- [What you need to do] Across the records that follow, count each line holding "java", and write only the total.

[[ Exercise data, beginning ]]

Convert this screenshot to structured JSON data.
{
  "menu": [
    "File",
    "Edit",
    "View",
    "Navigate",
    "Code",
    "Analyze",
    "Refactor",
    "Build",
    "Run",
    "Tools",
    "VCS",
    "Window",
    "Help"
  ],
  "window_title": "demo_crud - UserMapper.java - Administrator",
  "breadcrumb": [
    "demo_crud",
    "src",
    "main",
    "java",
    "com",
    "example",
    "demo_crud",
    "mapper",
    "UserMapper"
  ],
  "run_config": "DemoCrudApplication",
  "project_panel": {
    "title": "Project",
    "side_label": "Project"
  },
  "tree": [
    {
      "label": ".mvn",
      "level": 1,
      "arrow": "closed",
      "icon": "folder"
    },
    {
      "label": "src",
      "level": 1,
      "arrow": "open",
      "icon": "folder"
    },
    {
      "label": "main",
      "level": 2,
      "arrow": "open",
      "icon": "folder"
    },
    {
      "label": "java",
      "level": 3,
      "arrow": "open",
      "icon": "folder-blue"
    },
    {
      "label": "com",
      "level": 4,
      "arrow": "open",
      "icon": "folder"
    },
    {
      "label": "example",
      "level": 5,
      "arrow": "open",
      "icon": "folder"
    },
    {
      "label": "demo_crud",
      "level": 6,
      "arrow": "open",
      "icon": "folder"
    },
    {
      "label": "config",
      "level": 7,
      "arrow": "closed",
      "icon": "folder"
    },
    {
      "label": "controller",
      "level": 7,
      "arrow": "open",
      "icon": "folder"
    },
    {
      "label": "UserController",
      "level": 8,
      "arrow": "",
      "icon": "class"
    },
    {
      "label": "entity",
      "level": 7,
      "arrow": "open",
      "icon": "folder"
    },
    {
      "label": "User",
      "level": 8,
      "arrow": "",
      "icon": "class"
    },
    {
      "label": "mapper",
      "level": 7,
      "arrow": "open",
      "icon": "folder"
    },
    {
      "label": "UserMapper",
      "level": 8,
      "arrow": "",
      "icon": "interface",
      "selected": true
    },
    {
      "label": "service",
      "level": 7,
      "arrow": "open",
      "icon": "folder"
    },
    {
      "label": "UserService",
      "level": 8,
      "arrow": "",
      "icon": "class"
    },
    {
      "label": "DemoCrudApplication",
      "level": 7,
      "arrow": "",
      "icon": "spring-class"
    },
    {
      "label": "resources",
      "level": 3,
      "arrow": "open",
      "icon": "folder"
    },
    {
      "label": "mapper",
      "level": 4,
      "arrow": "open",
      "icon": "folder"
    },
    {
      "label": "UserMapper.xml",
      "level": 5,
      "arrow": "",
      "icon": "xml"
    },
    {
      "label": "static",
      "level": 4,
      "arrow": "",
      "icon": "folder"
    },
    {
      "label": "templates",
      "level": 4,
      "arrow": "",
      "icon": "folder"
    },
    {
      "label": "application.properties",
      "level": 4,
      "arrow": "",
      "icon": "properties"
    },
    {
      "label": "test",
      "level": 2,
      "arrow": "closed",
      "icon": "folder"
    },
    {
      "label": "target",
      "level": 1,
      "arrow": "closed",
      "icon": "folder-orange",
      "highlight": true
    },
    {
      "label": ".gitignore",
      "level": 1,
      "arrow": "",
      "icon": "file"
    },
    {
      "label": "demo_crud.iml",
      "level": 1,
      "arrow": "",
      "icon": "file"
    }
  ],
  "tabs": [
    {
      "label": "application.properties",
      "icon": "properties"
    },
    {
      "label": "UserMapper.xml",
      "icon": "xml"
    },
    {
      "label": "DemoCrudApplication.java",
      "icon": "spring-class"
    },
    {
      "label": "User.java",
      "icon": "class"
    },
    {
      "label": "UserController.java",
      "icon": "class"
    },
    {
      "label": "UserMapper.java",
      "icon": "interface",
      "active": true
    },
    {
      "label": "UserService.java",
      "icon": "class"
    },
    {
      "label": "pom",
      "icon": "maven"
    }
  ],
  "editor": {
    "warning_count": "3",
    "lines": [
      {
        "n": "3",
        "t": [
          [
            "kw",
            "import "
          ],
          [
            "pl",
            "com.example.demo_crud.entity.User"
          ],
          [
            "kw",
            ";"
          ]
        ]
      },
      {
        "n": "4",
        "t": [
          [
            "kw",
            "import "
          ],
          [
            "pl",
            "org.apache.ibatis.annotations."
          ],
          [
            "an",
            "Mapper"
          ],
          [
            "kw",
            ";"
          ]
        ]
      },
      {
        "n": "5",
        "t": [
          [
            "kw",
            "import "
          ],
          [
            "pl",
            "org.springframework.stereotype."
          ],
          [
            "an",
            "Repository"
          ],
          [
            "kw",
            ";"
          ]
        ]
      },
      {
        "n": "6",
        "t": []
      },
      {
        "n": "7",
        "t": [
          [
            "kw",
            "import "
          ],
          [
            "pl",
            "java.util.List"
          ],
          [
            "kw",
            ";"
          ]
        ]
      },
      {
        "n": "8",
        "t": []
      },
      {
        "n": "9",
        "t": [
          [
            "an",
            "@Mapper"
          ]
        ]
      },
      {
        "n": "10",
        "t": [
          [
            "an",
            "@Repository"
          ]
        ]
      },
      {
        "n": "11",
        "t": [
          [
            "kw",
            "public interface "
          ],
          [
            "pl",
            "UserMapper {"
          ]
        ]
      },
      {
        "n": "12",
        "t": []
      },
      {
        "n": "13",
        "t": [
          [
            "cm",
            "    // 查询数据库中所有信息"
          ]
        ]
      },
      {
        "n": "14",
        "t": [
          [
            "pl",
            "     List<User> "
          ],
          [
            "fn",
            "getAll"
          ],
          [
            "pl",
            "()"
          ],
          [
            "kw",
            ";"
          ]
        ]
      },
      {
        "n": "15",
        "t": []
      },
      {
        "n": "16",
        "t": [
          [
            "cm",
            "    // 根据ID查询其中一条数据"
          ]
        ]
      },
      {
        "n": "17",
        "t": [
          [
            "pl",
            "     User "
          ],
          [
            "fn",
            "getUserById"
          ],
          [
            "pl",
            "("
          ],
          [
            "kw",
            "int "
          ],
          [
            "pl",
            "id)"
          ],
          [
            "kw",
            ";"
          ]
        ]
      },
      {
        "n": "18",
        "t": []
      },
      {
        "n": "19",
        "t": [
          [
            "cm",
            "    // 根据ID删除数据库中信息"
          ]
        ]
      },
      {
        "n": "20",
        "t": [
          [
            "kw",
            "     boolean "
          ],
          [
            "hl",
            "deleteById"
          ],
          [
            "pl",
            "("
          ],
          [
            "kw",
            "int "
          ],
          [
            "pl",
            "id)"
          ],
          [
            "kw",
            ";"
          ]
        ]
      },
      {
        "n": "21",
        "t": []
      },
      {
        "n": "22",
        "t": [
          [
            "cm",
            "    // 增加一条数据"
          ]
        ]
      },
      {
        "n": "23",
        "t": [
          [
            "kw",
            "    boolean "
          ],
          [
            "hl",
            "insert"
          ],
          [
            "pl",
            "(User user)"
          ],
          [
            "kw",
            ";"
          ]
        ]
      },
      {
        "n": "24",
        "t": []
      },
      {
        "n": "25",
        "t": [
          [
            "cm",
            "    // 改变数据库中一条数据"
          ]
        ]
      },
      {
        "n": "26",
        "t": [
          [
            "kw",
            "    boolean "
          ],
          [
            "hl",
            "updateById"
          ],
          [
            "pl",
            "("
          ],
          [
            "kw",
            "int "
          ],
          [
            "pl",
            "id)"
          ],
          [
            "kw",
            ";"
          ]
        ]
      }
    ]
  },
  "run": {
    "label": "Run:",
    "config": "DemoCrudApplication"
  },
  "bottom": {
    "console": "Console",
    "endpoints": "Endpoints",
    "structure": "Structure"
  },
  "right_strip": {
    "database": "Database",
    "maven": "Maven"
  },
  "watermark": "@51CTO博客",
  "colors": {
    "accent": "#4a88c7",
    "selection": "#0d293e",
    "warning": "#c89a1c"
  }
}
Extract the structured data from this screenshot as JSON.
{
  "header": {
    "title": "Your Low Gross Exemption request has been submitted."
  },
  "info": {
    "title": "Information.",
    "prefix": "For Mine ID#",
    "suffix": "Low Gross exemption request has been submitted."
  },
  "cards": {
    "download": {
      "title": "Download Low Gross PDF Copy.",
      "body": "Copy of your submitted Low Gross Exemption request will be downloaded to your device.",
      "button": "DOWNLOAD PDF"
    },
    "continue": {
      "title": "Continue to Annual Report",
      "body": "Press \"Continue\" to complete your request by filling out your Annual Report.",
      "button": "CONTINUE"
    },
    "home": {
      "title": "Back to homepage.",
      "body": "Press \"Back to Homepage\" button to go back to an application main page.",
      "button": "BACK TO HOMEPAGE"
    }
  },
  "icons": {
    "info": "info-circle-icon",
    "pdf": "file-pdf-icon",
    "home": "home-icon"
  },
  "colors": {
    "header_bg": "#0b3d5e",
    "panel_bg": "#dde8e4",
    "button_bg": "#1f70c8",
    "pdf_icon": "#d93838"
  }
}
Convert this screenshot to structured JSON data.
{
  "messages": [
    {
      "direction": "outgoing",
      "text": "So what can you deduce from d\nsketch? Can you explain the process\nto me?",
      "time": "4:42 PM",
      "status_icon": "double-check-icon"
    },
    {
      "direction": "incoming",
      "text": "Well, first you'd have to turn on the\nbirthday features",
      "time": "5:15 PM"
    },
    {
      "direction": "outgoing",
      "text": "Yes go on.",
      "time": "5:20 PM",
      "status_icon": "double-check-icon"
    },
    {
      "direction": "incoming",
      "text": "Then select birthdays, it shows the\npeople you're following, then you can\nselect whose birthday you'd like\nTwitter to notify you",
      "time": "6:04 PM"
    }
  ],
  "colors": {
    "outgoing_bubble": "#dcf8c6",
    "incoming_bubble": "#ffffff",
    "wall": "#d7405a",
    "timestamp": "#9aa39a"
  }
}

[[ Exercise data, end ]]

- [Your solution] 9